  • 2. AGENDA10.00 Welcome & what we’re doing today10.30 Introduction to experience prototyping11.00 Pick your words, sketch your app11.50 Present your idea to the group (5 mins each)12.30 LUNCH13.15 What we’re doing this afternoon13.30 Develop your idea, create materials, refer to the EP template15.00 Test with users (x2)15.30 Feedback and summing up16.00 The end
  • 3. LEAN
  • 4. WORK ITERATIVELY & MINIMISE WASTE LEARN VERY FASTWITH HYPOTHESES NOT REQUIREMENTS DEVISE EXPERIMENTS TO VALIDATE MINIMAL VIABLE PRODUCTVALUE THROUGH EYES OF CUSTOMERS
  • 5. MAKE>TEST>LEARN HAPPENS CONTINUALLY AT EVERY STAGE DESIGN & SOFTWARE GROWTHSTRATEGY PROTOTYPING DEVELOPMENT HACKING
  • 6. Why experience prototype?
  • 7. When creating mobile apps and services, as well as prototyping andtesting interfaces, we need to prototype and test broader ‘experiences’.
  • 8. We need to think about:What it means to be mobile when you are using a service? Where are you?At home? On transport? In a public or private space?
  • 9. We need to think about: Are you interacting with others at the time?
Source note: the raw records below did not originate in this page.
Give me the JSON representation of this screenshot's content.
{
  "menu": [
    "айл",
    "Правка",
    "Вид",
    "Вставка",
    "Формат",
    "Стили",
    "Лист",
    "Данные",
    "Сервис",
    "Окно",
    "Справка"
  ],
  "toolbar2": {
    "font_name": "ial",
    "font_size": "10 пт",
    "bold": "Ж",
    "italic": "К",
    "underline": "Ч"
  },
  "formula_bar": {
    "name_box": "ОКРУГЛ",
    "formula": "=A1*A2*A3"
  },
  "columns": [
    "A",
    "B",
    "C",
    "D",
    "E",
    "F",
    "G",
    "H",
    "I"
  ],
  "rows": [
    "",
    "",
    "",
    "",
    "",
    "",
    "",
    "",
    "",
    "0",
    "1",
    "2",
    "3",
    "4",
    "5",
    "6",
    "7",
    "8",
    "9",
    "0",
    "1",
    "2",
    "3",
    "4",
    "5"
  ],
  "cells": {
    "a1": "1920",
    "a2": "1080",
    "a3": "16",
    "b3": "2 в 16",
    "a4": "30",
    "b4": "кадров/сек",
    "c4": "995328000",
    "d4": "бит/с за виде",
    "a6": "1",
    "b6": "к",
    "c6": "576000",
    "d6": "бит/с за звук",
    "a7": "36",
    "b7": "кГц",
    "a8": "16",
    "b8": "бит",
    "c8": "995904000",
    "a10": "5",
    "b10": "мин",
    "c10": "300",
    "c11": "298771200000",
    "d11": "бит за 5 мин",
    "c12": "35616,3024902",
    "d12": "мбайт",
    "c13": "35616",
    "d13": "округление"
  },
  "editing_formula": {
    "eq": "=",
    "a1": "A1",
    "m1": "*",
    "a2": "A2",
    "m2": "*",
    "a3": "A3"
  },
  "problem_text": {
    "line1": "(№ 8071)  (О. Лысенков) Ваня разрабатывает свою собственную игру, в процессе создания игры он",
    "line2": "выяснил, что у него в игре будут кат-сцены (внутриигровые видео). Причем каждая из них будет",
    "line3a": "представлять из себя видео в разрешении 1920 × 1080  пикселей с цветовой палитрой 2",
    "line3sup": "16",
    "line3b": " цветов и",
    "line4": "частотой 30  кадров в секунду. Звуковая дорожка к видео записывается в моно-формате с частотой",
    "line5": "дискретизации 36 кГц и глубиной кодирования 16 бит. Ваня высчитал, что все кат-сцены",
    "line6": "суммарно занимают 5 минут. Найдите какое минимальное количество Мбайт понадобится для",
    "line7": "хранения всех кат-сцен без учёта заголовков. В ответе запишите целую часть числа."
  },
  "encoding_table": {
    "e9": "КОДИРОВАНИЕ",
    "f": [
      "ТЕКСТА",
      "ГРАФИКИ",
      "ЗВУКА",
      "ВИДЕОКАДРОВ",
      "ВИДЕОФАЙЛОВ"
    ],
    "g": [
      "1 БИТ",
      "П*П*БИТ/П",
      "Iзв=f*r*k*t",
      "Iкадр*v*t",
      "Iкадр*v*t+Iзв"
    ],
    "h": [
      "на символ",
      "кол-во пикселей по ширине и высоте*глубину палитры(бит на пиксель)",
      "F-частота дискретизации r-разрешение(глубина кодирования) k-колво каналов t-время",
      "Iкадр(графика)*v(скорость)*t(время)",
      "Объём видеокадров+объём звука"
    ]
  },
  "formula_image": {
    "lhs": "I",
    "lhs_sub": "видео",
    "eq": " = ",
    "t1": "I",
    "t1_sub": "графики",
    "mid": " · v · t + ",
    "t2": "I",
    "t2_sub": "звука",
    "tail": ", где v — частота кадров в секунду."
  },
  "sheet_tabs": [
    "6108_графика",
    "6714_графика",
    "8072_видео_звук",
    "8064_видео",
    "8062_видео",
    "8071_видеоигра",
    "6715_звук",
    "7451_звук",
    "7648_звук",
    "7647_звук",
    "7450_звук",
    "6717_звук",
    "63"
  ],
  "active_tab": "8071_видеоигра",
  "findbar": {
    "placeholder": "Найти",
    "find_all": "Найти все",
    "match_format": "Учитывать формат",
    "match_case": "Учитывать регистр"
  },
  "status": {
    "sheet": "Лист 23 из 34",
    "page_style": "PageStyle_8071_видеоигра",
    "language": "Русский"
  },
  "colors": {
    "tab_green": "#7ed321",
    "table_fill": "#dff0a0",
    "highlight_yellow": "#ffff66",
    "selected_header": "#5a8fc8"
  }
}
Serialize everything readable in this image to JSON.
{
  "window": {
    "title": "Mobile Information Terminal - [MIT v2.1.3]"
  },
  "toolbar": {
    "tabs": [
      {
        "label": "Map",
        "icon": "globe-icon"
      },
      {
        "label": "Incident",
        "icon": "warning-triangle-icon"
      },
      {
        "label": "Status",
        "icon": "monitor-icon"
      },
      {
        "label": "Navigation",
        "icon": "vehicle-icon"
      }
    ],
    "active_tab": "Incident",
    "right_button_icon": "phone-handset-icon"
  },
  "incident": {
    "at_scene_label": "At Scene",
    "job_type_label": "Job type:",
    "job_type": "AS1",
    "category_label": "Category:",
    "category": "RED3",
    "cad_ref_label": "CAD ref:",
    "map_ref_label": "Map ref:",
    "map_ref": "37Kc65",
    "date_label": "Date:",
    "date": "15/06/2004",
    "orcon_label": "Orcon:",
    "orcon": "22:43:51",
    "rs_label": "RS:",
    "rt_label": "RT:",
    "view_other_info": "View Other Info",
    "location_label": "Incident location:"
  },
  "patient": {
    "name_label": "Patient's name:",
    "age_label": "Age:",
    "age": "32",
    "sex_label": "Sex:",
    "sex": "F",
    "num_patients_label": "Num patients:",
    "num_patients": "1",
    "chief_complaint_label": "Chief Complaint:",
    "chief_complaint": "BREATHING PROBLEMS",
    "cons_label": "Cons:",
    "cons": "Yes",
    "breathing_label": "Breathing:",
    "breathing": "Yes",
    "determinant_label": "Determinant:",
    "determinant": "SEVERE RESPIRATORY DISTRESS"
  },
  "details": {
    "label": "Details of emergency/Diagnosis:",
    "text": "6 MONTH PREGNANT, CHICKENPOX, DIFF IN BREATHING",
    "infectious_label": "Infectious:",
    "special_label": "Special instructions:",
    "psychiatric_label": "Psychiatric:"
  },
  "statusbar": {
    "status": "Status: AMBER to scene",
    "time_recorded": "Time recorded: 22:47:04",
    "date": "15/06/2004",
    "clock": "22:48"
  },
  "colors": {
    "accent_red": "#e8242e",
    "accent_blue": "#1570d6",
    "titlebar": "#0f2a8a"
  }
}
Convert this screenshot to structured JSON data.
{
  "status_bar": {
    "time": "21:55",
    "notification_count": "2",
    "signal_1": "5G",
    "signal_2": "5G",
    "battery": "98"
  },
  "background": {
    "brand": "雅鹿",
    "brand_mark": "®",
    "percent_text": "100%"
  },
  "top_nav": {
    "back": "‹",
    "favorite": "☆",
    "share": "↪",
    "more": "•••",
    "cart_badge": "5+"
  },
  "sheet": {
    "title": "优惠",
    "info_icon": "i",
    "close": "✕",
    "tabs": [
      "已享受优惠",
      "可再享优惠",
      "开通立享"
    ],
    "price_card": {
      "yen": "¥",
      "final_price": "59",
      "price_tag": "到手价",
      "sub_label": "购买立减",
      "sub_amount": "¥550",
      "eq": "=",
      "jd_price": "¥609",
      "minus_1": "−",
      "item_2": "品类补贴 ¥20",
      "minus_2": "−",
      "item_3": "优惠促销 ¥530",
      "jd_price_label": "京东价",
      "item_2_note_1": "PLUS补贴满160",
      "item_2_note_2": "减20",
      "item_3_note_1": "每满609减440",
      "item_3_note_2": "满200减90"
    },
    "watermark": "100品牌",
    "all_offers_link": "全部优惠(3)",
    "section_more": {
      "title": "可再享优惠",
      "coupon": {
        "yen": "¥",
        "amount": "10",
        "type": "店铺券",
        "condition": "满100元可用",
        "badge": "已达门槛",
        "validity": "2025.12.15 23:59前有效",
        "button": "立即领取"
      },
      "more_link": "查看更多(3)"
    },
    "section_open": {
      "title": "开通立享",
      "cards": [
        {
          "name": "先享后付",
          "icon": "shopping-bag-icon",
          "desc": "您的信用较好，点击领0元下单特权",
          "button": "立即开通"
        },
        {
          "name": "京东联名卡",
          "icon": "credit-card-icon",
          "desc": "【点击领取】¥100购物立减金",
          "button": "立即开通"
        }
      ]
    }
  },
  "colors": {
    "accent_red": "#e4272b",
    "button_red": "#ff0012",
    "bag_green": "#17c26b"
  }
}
Does it rely on other people responding? What other inputs are part of the service?Temperature, sounds, photos, movement etc.
  • 10. How can you test these partsof a service as well as the more traditional interface elements.
  • 11. And all without having to build the whole damn thing?
  • 12. Experience prototyping lets you seewhat its like to use the service and what its like to be the service.
  • 13. Being the AppWhat are the backend processes andinformation needed to make a mobile service (app) work?
  • 14. Using the AppWhat does the service feel like to use?Not just the visual interaction, does the service feel useful? Responsive? Fun? Surprising?
  • 15. Creating and testing these experiences ‘by hand in a quick and iterative way helps you appreciate the complexity ofthe users needs and how difficult they are for the service to meet.
  • 16. Experience prototyping can be done at various stages of proposition development, and later in service development.
  • 17. Experience Sketching Can help us to come up with new propositions and interactions, just aspaper sketching or brainstorming can.
  • 18. Testing propositions: If you need to test the desirability of a proposition, prototyping the experience at anearly stage can help sort out the desirable anduseful features from the ones users dont need.
  • 19. This is the level of experience prototyping we are going to attempt today.
  • 20. Later in the process more refined touchpoints can be tested in ‘service prototypes’.
  • 21. Traditionalprototypes
  • 22. Some examples of real world of prototypes. Used to simulate an experience. n.b. they are not just telling a story, they are giving us an experience.
  • 23. CARDBOARD DYSON
  • 24. CARDBOARD DYSON REAL DYSON
  • 25. PAPER PROTOTYPE
  • 26. PAPER PROTOTYPE WEBPAGE
  • 27. ON LAND
  • 28. ON LAND ON WATER
  • 29. IN A PUB CAR PARK
  • 30. IN A PUB CAR PARK AT THE RODEO
  • 31. MURDER MYSTERY
  • 32. MURDER MYSTERY POLICE WORK
  • 33. PARABOLIC FLIGHT
  • 34. PARABOLIC FLIGHT ISS
  • 35. SEPARATION
  • 36. SEPARATION D.I.V.O.R.C.E
  • 37. PLAYING WITH BOATS
  • 38. PLAYING WITH BOATS CAPTAIN
  • 39. FLOUR OR EGG BABIES
  • 40. FLOUR OR EGG BABIES THE REAL THING
  • 41. All of these examples give users ataste of an experience as a taste of something to come.An experience prototype does this, but more importantly, lets you learn fromtheir reactions and make improvements to your service.
  • 42. Some examples of moreelaborate experience prototypes from CIID.dk
  • 43. Experience Prototyping is:• About creating an experienceable event• A rapid learning/refinement technique• A way to see if you’re on the right track• Simulations, not stories
  • 44. Experience Prototyping is not:• Just an acted-out scenario• Expensive to create/test• Too-time consuming